“A man just hears what he wants to hear and disregards the rest”

(Paul Simon lyric)

The eurogroupe is desperate to tell Greeks that tomorrow’s referendum is an In/Out of the eurozone plebiscite. Bild Zeitung thinks it’s about whether Athens should declare war on Germany and gratuitously bankrupt the world. The New York Times insists it’s a vote of confidence or otherwise in Alexis Tsipras. Brussels Parliament Chief Dummkopf Bernhardt Schulz says it’s about whether Communist lunatic dictator monster Tsiprasovitch should be instantly replaced by more knowledgeable technocrats. And Yanis Varoufakis (the swine) is playing the dastardly empirical card by saying it’s about whether Syriza was right or wrong to turn down the eurogroupe terms that have now been taken off the table.

Personally, I’m increasingly of the view that if Greece votes No, Dark Lord Lucifer will arise from the sulphurous depths of his all-powerful domain beneath the ECB, and lead the locust armies to victory over those who would dare to question the hegemony of his personal hairdresser on Earth, Jeroan Dijesslebleom. I could be wrong of course, but I reserve the right to be just as swivel-eyed as the other scarey Eunatics out there.

Further soundings over the last 24 hours suggest to me that a rising number of Greeks have been severely spooked by the bank closure element. These are the folks with whom I have always had the most difficulty: those who bash Dijesslbleom and Varoufakis at the same time. In exasperation, I wind up asking them “So just WTF is it you want?”

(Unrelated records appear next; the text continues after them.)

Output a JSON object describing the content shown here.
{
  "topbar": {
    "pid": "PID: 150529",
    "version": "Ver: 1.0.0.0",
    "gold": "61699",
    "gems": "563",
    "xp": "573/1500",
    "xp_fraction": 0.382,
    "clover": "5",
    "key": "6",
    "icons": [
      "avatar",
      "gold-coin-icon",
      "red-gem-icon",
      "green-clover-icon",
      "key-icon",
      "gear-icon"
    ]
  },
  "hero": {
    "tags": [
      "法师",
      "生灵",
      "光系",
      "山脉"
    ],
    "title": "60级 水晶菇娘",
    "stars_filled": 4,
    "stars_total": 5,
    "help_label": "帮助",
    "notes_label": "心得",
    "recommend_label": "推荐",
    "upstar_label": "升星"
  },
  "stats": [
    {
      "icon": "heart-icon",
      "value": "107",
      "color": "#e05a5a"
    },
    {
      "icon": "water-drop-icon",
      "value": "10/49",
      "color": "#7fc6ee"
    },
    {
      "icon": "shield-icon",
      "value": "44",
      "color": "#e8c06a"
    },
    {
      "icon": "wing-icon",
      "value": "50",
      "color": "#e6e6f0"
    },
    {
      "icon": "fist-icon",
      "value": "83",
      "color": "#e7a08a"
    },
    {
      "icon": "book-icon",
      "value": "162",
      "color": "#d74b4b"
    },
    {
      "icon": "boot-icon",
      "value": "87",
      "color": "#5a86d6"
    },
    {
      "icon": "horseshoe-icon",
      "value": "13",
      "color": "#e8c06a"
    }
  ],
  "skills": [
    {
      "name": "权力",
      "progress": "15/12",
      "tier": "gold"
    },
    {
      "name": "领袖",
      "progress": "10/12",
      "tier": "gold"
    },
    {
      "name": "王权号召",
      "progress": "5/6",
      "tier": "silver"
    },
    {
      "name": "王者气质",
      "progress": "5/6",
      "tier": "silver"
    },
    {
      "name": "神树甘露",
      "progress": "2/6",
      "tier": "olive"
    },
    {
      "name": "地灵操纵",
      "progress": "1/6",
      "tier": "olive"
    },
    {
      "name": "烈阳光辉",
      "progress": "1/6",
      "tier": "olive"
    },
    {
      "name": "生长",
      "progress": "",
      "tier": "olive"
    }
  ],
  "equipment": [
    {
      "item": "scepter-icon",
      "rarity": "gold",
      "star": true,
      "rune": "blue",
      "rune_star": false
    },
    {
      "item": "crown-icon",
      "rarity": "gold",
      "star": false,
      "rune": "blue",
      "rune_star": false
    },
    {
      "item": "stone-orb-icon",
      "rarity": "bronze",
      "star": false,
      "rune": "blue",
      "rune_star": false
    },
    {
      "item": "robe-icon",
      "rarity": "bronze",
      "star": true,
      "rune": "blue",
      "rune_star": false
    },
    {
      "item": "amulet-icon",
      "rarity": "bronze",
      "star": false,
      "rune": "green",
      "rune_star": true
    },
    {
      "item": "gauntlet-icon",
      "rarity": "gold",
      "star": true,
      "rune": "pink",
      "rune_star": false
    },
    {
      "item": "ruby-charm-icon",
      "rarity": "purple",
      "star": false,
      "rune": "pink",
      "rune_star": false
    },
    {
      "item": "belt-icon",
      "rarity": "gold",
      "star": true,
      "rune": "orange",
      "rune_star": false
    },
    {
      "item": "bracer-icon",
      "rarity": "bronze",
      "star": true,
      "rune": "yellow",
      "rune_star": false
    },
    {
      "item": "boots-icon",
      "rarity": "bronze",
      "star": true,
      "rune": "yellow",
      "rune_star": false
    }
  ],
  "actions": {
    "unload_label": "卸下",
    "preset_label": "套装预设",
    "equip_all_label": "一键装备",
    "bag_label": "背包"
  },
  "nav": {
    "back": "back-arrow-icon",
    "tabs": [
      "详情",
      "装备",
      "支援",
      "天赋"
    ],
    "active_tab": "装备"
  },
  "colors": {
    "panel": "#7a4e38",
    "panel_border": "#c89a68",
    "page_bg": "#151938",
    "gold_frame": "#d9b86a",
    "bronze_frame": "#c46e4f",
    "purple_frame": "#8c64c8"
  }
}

And immediately, they rush behind the I Am Greek & Mysterious curtain, yelling “You wouldn’t understand!” I rather suspect I would actually, and my feelings were encapsulated perfectly by a threader who left this at The Slog yesterday:

benthreadYes, quite: how many ‘chattering class’ Syriza voters will stick with their government when the chips are down because the money’s run out? A €210bn question.

There is a huge amount at stake for the human race in this battle, but at base level it is like any other messy divorce. First there is optimistic matrimony, which later turns to acrimony after too much parsimony. There follows an insistence on the need for alimony. And finally, the lawyers benefit from each side’s penchant for sanctimony.

Or – more succinctly – as always, it’s all about the munneeee.

One of two things will emerge from tomorrow’s vote: either a misguided desire to protect personal money; or the clearly stated desire to put mutual social responsibility before greed.